Assignment: Reproduce the following entries exactly, leaving nothing out.

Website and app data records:

# # # # # # #

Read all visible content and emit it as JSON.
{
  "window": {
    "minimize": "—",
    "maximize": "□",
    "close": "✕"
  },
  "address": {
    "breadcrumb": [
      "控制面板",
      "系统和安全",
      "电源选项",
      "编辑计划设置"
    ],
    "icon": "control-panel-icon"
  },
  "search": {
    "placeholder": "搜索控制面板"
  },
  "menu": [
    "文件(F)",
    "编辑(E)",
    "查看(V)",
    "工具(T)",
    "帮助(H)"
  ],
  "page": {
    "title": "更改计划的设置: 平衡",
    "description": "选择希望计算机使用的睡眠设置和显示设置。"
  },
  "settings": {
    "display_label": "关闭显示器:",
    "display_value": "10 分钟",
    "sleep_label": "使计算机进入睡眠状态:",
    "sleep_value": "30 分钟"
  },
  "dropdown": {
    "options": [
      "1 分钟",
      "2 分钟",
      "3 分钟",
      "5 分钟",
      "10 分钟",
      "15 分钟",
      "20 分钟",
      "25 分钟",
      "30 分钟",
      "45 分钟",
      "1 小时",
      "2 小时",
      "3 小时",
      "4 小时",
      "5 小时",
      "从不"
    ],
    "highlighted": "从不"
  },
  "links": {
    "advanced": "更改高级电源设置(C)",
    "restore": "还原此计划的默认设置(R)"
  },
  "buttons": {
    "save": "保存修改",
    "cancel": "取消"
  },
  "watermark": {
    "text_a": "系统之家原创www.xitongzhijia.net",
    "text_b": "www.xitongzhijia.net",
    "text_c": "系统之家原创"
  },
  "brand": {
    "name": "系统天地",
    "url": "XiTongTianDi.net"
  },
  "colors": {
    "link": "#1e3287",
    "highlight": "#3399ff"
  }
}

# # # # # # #

Solution:
Read all visible content and emit it as JSON.
{
  "window": {
    "minimize": "—",
    "maximize": "□",
    "close": "✕"
  },
  "address": {
    "breadcrumb": [
      "控制面板",
      "系统和安全",
      "电源选项",
      "编辑计划设置"
    ],
    "icon": "control-panel-icon"
  },
  "search": {
    "placeholder": "搜索控制面板"
  },
  "menu": [
    "文件(F)",
    "编辑(E)",
    "查看(V)",
    "工具(T)",
    "帮助(H)"
  ],
  "page": {
    "title": "更改计划的设置: 平衡",
    "description": "选择希望计算机使用的睡眠设置和显示设置。"
  },
  "settings": {
    "display_label": "关闭显示器:",
    "display_value": "10 分钟",
    "sleep_label": "使计算机进入睡眠状态:",
    "sleep_value": "30 分钟"
  },
  "dropdown": {
    "options": [
      "1 分钟",
      "2 分钟",
      "3 分钟",
      "5 分钟",
      "10 分钟",
      "15 分钟",
      "20 分钟",
      "25 分钟",
      "30 分钟",
      "45 分钟",
      "1 小时",
      "2 小时",
      "3 小时",
      "4 小时",
      "5 小时",
      "从不"
    ],
    "highlighted": "从不"
  },
  "links": {
    "advanced": "更改高级电源设置(C)",
    "restore": "还原此计划的默认设置(R)"
  },
  "buttons": {
    "save": "保存修改",
    "cancel": "取消"
  },
  "watermark": {
    "text_a": "系统之家原创www.xitongzhijia.net",
    "text_b": "www.xitongzhijia.net",
    "text_c": "系统之家原创"
  },
  "brand": {
    "name": "系统天地",
    "url": "XiTongTianDi.net"
  },
  "colors": {
    "link": "#1e3287",
    "highlight": "#3399ff"
  }
}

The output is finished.